Advocacy on behalf of EMS, and liaison between EMS and other groups: This is a role that every medical director must fill to some extent. For some, it may be the simple day-to-day com- munication on behalf of EMS – explaining to hospital-based physicians/nurses why EMS did things a certain way, how they
operate, or what their protocols do or do not allow them to do. Others may take this role much further – working with leaders in the community to build a strong local EMS system, or speaking to government officials up to the national (or even international) levels to advocate on behalf of EMS.

SWAT/Tactical law enforcement: These teams are increasingly looking for active EM physician involvement. This includes pro- viding training for their own medics and working alongside the tactical team as a primary medical asset. Opportunities abound in this exciting and expanding area of emergency medicine. EM residents across the country are actively supporting tactical teams at the city, county, regional, state, and even federal levels, including FBI SWAT.

Medical director for EMD (emergency medical dispatch) centers: EMS are the first people to physically see and touch the patient, but dispatchers are the earliest link in the emergency response system, as they answer the phone call and provide verbal in- struction for things like CPR and bleeding control, or even walk the caller through delivering a baby.

Flight medicine: There is likely a helicopter transport service of some type in your area. In many ways, flight medicine is similar to ground EMS in that they have specific protocols and require regular training. There are, of course, many nuances specific to the flight service that make this another good opportunity to be involved.

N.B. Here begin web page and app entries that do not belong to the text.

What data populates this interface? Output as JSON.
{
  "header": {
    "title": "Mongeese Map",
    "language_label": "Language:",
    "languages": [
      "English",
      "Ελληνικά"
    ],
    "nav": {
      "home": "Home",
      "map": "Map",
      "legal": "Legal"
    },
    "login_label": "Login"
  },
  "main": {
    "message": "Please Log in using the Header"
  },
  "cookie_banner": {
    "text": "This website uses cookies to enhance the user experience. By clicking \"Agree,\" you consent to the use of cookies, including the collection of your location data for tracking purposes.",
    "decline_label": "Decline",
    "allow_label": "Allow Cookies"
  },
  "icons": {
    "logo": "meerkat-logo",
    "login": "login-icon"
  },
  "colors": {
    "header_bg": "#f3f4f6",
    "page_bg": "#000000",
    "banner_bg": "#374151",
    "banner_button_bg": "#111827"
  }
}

Metropolitan Medical Response System: The MMRS is a federal grant program designed to promote and improve disaster re- sponse involving multiple agencies, jurisdictions, and roles. An MMRS may have several smaller committees, focusing on anything from preparation for a mass casualty, to preparing for EMS’s response to an active shooter, to planning resources and response for an epidemic disease outbreak. Even if there is not an MMRS active in your region, there is probably some person or agency working on these types of domestic preparedness activities.

References

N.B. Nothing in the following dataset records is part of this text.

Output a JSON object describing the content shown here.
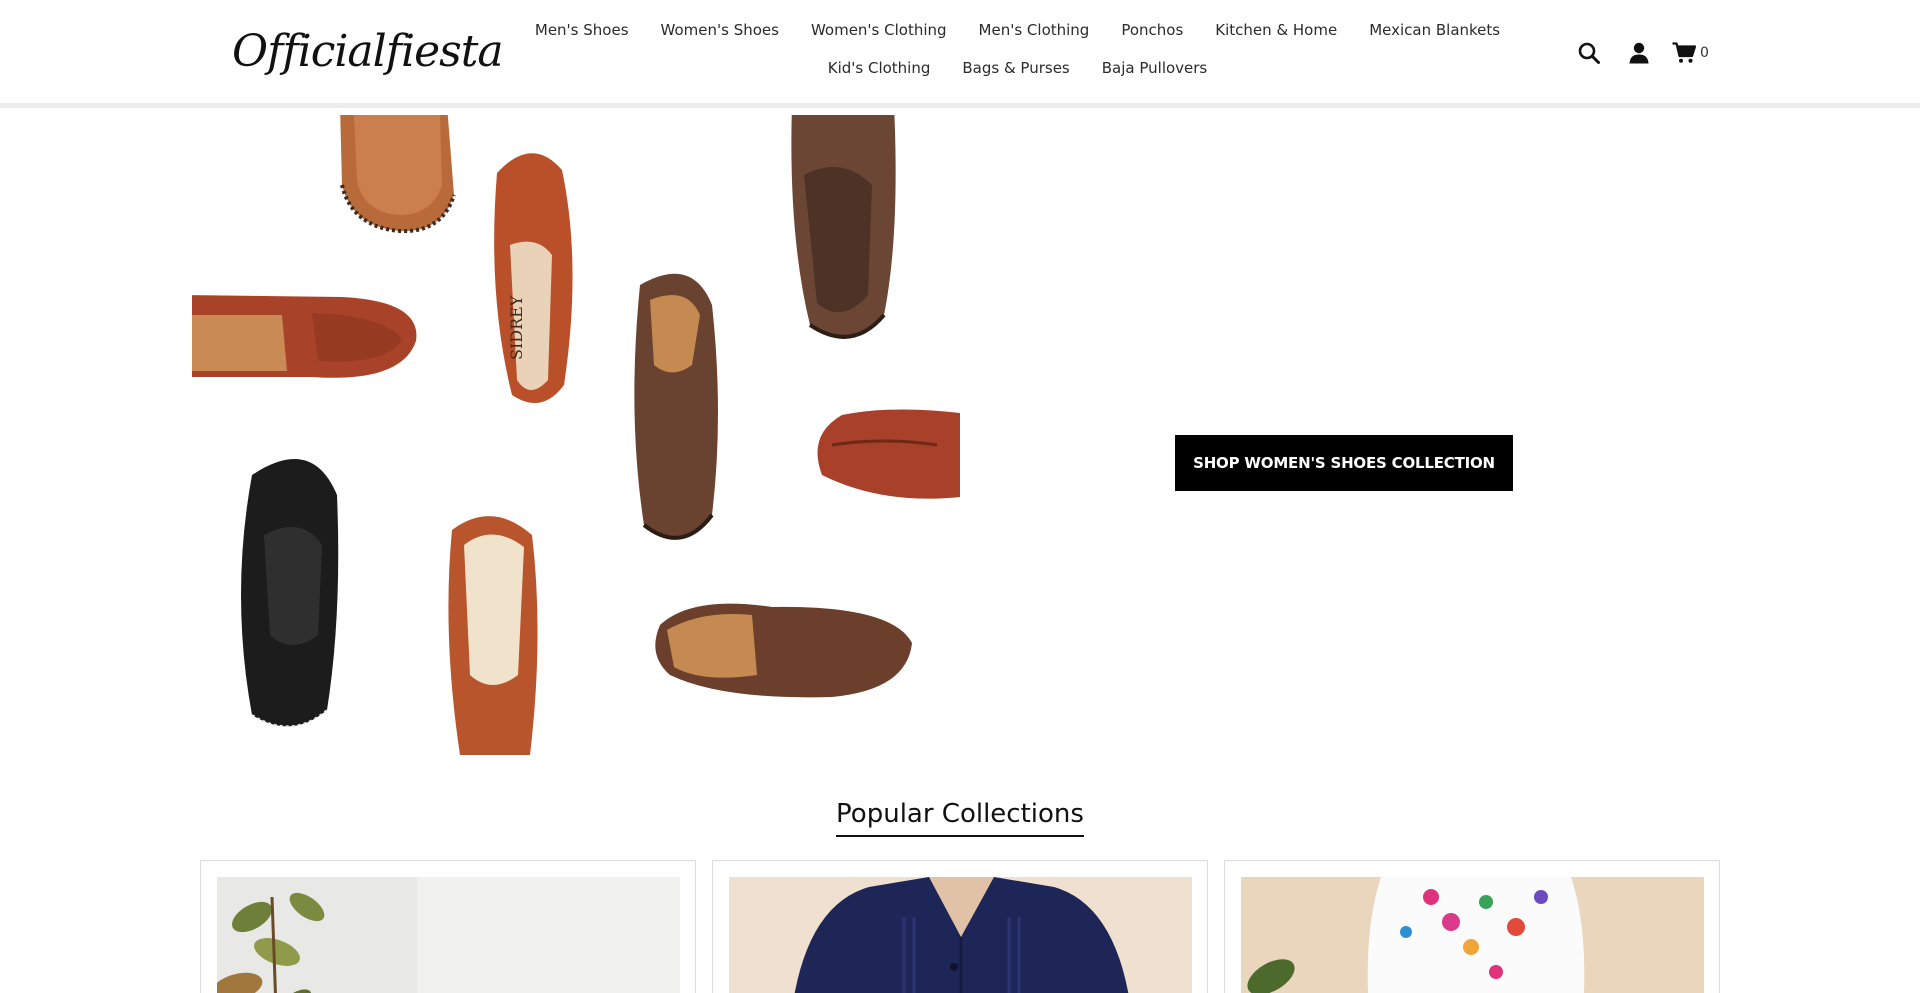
{
  "header": {
    "logo_text": "Officialfiesta",
    "nav": [
      {
        "label": "Men's Shoes"
      },
      {
        "label": "Women's Shoes"
      },
      {
        "label": "Women's Clothing"
      },
      {
        "label": "Men's Clothing"
      },
      {
        "label": "Ponchos"
      },
      {
        "label": "Kitchen & Home"
      },
      {
        "label": "Mexican Blankets"
      },
      {
        "label": "Kid's Clothing"
      },
      {
        "label": "Bags & Purses"
      },
      {
        "label": "Baja Pullovers"
      }
    ],
    "icons": {
      "search": "search-icon",
      "account": "user-icon",
      "cart": "cart-icon"
    },
    "cart_count": "0"
  },
  "hero": {
    "image": "womens-huarache-sandals-collage",
    "cta_label": "SHOP WOMEN'S SHOES COLLECTION"
  },
  "collections": {
    "title": "Popular Collections",
    "cards": [
      {
        "image": "plant-lifestyle-photo"
      },
      {
        "image": "navy-guayabera-shirt-photo"
      },
      {
        "image": "white-embroidered-dress-photo"
      }
    ]
  },
  "colors": {
    "cta_background": "#000000",
    "cta_text": "#ffffff",
    "header_border": "#ececec",
    "card_border": "#dcdcdc"
  }
}
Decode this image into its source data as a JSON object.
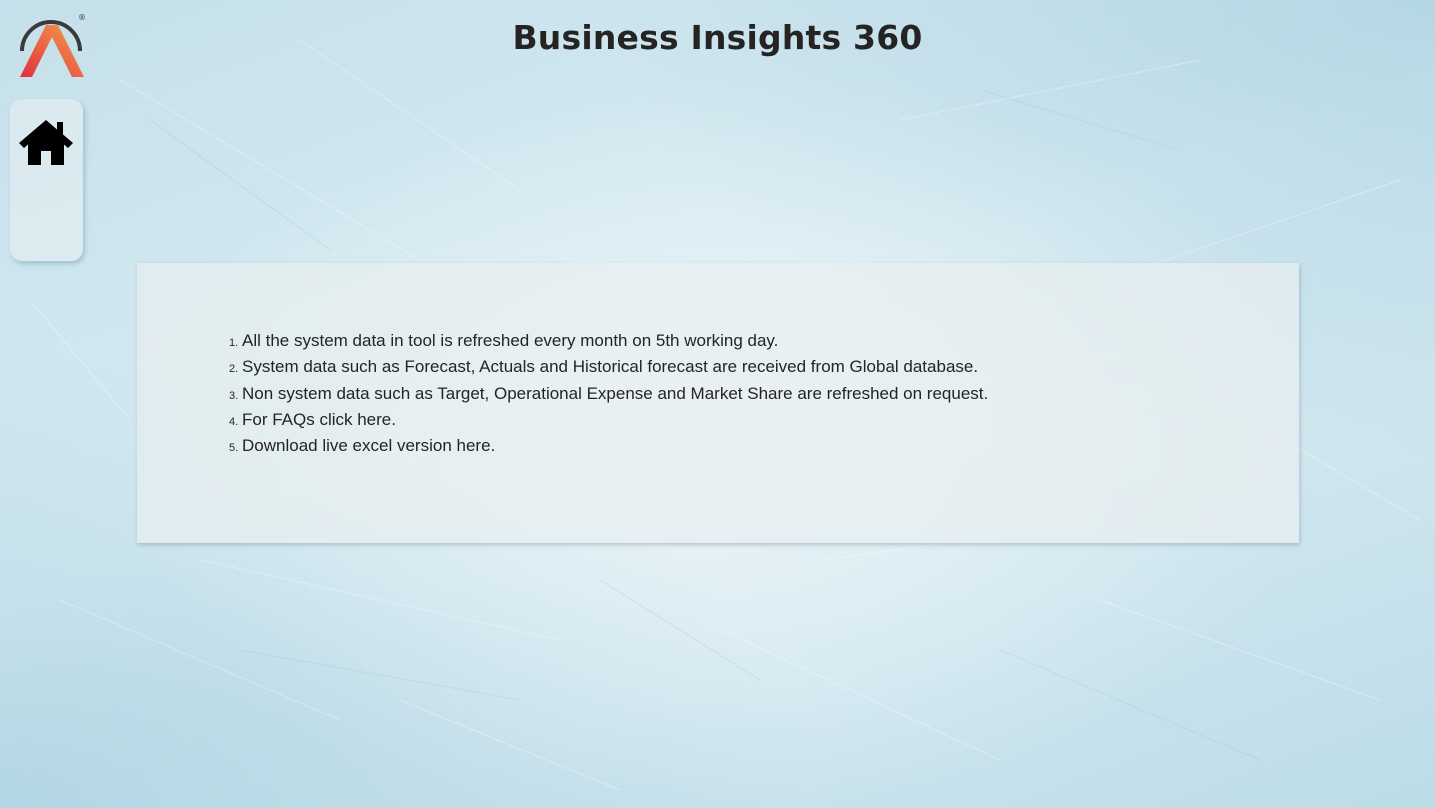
{
  "header": {
    "title": "Business Insights 360"
  },
  "logo": {
    "icon": "a-letter-logo-icon",
    "registered_mark": "®",
    "colors": {
      "gradient_start": "#f6a04d",
      "gradient_end": "#e0303d",
      "ring": "#3a3a3a"
    }
  },
  "nav": {
    "home": {
      "icon": "home-icon"
    }
  },
  "info": {
    "items": [
      {
        "num": "1.",
        "text": "All the system data in tool is refreshed every month on 5th working day."
      },
      {
        "num": "2.",
        "text": "System data such as Forecast, Actuals and Historical forecast are received from Global database."
      },
      {
        "num": "3.",
        "text": "Non system data such as Target, Operational Expense and Market Share are refreshed on request."
      },
      {
        "num": "4.",
        "text": "For FAQs click here."
      },
      {
        "num": "5.",
        "text": "Download live excel version here."
      }
    ]
  },
  "theme": {
    "background": "#cfe6ef",
    "text": "#252423"
  }
}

  1. Katzer R, Cabanas JG, Martin-Gill C. Emergency medical services education in emergency medicine residency programs: a national survey. Acad Emerg Med. 2012;19(2):174-179.
  2. Verdile VP, Krohmer JR, Swor RA, Spaite DW. Model curriculum in emergency medical services for emergency medicine residency programs. SAEM Emergency Medical Services Committee. Acad Emerg Med. 1996;3(7):716-722.